### Exercise requirements
When you repeat the entries below, keep each word exactly as it is and drop the pictures.

### Dataset records
##############################

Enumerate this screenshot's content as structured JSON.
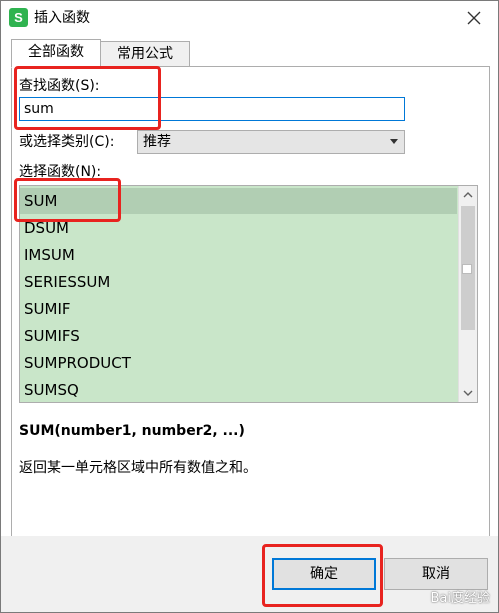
{
  "window": {
    "title": "插入函数",
    "app_icon_letter": "S"
  },
  "tabs": [
    {
      "label": "全部函数",
      "active": true
    },
    {
      "label": "常用公式",
      "active": false
    }
  ],
  "search": {
    "label": "查找函数(S):",
    "value": "sum",
    "placeholder": ""
  },
  "category": {
    "label": "或选择类别(C):",
    "selected": "推荐"
  },
  "function_list": {
    "label": "选择函数(N):",
    "items": [
      "SUM",
      "DSUM",
      "IMSUM",
      "SERIESSUM",
      "SUMIF",
      "SUMIFS",
      "SUMPRODUCT",
      "SUMSQ"
    ],
    "selected_index": 0
  },
  "details": {
    "signature": "SUM(number1, number2, ...)",
    "description": "返回某一单元格区域中所有数值之和。"
  },
  "buttons": {
    "ok": "确定",
    "cancel": "取消"
  },
  "watermark": "Bai度经验",
  "colors": {
    "list_background": "#c9e6c9",
    "list_selected": "#b1ceb3",
    "annotation_red": "#e8231f",
    "focus_blue": "#0078d7",
    "app_icon_green": "#2fb350"
  }
}
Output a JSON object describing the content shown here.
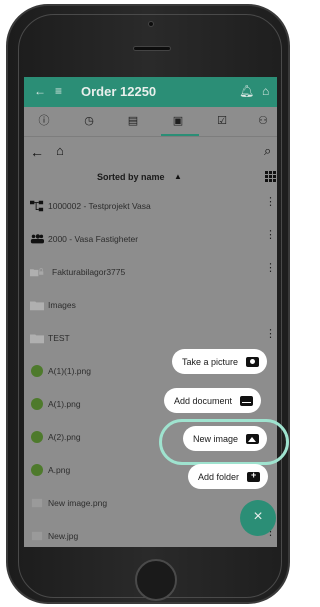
{
  "header": {
    "title": "Order 12250",
    "back_icon": "arrow-left-icon",
    "menu_icon": "hamburger-icon",
    "bell_icon": "bell-icon",
    "home_icon": "home-icon",
    "color": "#2b8e76"
  },
  "tabs": [
    {
      "icon": "info-icon",
      "glyph": "❶"
    },
    {
      "icon": "clock-icon",
      "glyph": "◷"
    },
    {
      "icon": "clipboard-icon",
      "glyph": "▤"
    },
    {
      "icon": "image-icon",
      "glyph": "▣",
      "active": true
    },
    {
      "icon": "checkbox-icon",
      "glyph": "☑"
    },
    {
      "icon": "users-icon",
      "glyph": "👥"
    }
  ],
  "nav": {
    "back_icon": "arrow-left-icon",
    "home_icon": "home-icon",
    "search_icon": "search-icon"
  },
  "sort": {
    "label": "Sorted by name",
    "arrow": "▲",
    "grid_icon": "grid-icon"
  },
  "list": [
    {
      "name": "1000002 - Testprojekt Vasa",
      "icon": "project-tree-icon"
    },
    {
      "name": "2000 - Vasa Fastigheter",
      "icon": "users-icon"
    },
    {
      "name": "Fakturabilagor3775",
      "icon": "folder-lock-icon"
    },
    {
      "name": "Images",
      "icon": "folder-icon"
    },
    {
      "name": "TEST",
      "icon": "folder-icon"
    },
    {
      "name": "A(1)(1).png",
      "icon": "image-thumb-icon"
    },
    {
      "name": "A(1).png",
      "icon": "image-thumb-icon"
    },
    {
      "name": "A(2).png",
      "icon": "image-thumb-icon"
    },
    {
      "name": "A.png",
      "icon": "image-thumb-icon"
    },
    {
      "name": "New image.png",
      "icon": "image-thumb-icon"
    },
    {
      "name": "New.jpg",
      "icon": "image-thumb-icon"
    }
  ],
  "fab_menu": {
    "take_picture": "Take a picture",
    "add_document": "Add document",
    "new_image": "New image",
    "add_folder": "Add folder",
    "close_glyph": "×"
  }
}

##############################

### Solution for this task
Enumerate this screenshot's content as structured JSON.
{
  "window": {
    "title": "插入函数",
    "app_icon_letter": "S"
  },
  "tabs": [
    {
      "label": "全部函数",
      "active": true
    },
    {
      "label": "常用公式",
      "active": false
    }
  ],
  "search": {
    "label": "查找函数(S):",
    "value": "sum",
    "placeholder": ""
  },
  "category": {
    "label": "或选择类别(C):",
    "selected": "推荐"
  },
  "function_list": {
    "label": "选择函数(N):",
    "items": [
      "SUM",
      "DSUM",
      "IMSUM",
      "SERIESSUM",
      "SUMIF",
      "SUMIFS",
      "SUMPRODUCT",
      "SUMSQ"
    ],
    "selected_index": 0
  },
  "details": {
    "signature": "SUM(number1, number2, ...)",
    "description": "返回某一单元格区域中所有数值之和。"
  },
  "buttons": {
    "ok": "确定",
    "cancel": "取消"
  },
  "watermark": "Bai度经验",
  "colors": {
    "list_background": "#c9e6c9",
    "list_selected": "#b1ceb3",
    "annotation_red": "#e8231f",
    "focus_blue": "#0078d7",
    "app_icon_green": "#2fb350"
  }
}
Output a JSON object describing the content shown here.
{
  "header": {
    "title": "Order 12250",
    "back_icon": "arrow-left-icon",
    "menu_icon": "hamburger-icon",
    "bell_icon": "bell-icon",
    "home_icon": "home-icon",
    "color": "#2b8e76"
  },
  "tabs": [
    {
      "icon": "info-icon",
      "glyph": "❶"
    },
    {
      "icon": "clock-icon",
      "glyph": "◷"
    },
    {
      "icon": "clipboard-icon",
      "glyph": "▤"
    },
    {
      "icon": "image-icon",
      "glyph": "▣",
      "active": true
    },
    {
      "icon": "checkbox-icon",
      "glyph": "☑"
    },
    {
      "icon": "users-icon",
      "glyph": "👥"
    }
  ],
  "nav": {
    "back_icon": "arrow-left-icon",
    "home_icon": "home-icon",
    "search_icon": "search-icon"
  },
  "sort": {
    "label": "Sorted by name",
    "arrow": "▲",
    "grid_icon": "grid-icon"
  },
  "list": [
    {
      "name": "1000002 - Testprojekt Vasa",
      "icon": "project-tree-icon"
    },
    {
      "name": "2000 - Vasa Fastigheter",
      "icon": "users-icon"
    },
    {
      "name": "Fakturabilagor3775",
      "icon": "folder-lock-icon"
    },
    {
      "name": "Images",
      "icon": "folder-icon"
    },
    {
      "name": "TEST",
      "icon": "folder-icon"
    },
    {
      "name": "A(1)(1).png",
      "icon": "image-thumb-icon"
    },
    {
      "name": "A(1).png",
      "icon": "image-thumb-icon"
    },
    {
      "name": "A(2).png",
      "icon": "image-thumb-icon"
    },
    {
      "name": "A.png",
      "icon": "image-thumb-icon"
    },
    {
      "name": "New image.png",
      "icon": "image-thumb-icon"
    },
    {
      "name": "New.jpg",
      "icon": "image-thumb-icon"
    }
  ],
  "fab_menu": {
    "take_picture": "Take a picture",
    "add_document": "Add document",
    "new_image": "New image",
    "add_folder": "Add folder",
    "close_glyph": "×"
  }
}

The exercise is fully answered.